Report the tally of lines featuring the word "Thai" in the entries below, without anything else.

(Data begins)

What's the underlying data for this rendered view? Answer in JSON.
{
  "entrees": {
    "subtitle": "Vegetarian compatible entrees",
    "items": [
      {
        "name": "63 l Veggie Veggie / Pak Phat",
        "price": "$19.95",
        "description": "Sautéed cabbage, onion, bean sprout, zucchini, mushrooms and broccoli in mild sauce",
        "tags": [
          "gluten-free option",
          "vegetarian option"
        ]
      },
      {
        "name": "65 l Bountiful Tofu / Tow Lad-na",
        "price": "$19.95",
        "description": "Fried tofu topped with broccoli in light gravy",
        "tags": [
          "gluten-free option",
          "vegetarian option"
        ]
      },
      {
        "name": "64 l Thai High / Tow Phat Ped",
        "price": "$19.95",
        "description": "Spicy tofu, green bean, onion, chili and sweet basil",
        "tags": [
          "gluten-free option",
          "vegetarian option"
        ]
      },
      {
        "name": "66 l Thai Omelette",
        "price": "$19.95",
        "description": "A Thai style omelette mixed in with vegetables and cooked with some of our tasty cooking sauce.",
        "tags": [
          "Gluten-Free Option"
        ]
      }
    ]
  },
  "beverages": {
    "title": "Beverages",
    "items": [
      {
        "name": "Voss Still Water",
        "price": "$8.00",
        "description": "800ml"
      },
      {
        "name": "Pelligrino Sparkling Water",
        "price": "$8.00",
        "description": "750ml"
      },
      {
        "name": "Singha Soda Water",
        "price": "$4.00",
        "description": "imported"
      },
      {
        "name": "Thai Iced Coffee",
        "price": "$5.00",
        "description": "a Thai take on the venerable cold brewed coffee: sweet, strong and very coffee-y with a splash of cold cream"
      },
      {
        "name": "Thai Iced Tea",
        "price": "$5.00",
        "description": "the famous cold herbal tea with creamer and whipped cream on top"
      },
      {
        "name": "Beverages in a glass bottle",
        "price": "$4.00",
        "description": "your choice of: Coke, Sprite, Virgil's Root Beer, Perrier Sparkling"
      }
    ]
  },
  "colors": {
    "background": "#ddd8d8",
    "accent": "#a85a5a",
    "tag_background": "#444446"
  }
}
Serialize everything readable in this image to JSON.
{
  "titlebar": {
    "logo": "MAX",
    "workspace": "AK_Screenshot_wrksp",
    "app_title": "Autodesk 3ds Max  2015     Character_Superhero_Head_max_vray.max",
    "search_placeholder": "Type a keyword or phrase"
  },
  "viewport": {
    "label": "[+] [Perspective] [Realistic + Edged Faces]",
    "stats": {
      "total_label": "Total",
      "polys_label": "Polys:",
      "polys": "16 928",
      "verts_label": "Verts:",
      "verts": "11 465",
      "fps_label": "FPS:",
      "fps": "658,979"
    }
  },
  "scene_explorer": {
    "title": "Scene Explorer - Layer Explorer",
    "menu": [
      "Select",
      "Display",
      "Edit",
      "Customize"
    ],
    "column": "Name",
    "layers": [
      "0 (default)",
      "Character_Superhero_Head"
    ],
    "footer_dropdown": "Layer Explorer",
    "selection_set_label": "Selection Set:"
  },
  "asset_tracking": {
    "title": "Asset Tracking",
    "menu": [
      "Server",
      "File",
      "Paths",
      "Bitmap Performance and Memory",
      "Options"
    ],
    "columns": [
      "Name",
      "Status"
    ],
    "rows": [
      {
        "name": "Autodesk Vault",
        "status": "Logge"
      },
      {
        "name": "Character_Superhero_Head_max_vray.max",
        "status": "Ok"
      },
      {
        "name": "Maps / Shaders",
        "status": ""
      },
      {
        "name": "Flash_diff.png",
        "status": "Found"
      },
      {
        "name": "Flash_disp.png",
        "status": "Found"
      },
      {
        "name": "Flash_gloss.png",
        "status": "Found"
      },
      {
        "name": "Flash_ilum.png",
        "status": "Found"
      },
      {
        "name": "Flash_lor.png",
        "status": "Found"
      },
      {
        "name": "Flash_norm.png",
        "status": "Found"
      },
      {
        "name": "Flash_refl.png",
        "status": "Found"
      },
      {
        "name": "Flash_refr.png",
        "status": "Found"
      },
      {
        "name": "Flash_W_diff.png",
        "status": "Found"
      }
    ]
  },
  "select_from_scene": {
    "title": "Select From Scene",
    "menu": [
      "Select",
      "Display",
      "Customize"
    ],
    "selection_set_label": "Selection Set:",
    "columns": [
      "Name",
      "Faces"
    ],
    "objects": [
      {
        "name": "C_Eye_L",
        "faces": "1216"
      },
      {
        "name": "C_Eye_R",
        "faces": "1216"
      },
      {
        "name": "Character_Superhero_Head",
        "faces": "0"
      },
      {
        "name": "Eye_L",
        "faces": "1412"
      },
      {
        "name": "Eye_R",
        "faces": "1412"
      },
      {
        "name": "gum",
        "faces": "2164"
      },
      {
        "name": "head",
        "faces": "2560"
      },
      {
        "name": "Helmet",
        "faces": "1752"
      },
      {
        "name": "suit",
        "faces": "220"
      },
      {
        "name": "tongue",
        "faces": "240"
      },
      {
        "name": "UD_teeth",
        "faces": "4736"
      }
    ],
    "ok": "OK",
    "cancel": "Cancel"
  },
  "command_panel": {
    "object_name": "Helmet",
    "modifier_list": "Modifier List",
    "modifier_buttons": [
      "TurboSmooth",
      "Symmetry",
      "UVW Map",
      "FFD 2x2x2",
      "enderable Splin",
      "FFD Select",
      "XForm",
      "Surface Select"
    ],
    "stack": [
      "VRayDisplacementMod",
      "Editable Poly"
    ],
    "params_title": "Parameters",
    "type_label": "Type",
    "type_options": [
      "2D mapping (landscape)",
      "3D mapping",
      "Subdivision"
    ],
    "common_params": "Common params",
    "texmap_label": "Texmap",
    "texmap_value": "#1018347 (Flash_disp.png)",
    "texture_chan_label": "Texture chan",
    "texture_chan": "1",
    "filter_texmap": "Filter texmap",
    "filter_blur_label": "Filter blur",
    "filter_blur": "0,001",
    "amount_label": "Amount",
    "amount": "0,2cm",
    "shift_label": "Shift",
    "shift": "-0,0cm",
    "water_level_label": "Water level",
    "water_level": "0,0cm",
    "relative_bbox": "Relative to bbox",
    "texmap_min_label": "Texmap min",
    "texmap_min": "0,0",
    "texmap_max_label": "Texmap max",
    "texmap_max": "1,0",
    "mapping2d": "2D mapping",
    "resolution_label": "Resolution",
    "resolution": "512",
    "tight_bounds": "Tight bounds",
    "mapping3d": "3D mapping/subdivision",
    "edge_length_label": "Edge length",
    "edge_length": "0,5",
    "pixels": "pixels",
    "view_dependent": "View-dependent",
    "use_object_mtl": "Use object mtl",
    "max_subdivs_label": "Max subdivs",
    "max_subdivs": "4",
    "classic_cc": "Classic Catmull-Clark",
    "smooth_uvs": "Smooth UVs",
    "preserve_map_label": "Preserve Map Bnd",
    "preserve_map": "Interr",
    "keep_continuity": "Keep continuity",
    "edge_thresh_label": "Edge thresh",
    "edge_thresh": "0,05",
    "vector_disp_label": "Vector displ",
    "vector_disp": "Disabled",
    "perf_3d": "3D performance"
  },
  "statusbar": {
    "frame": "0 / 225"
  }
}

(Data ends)

Reply to the task:
6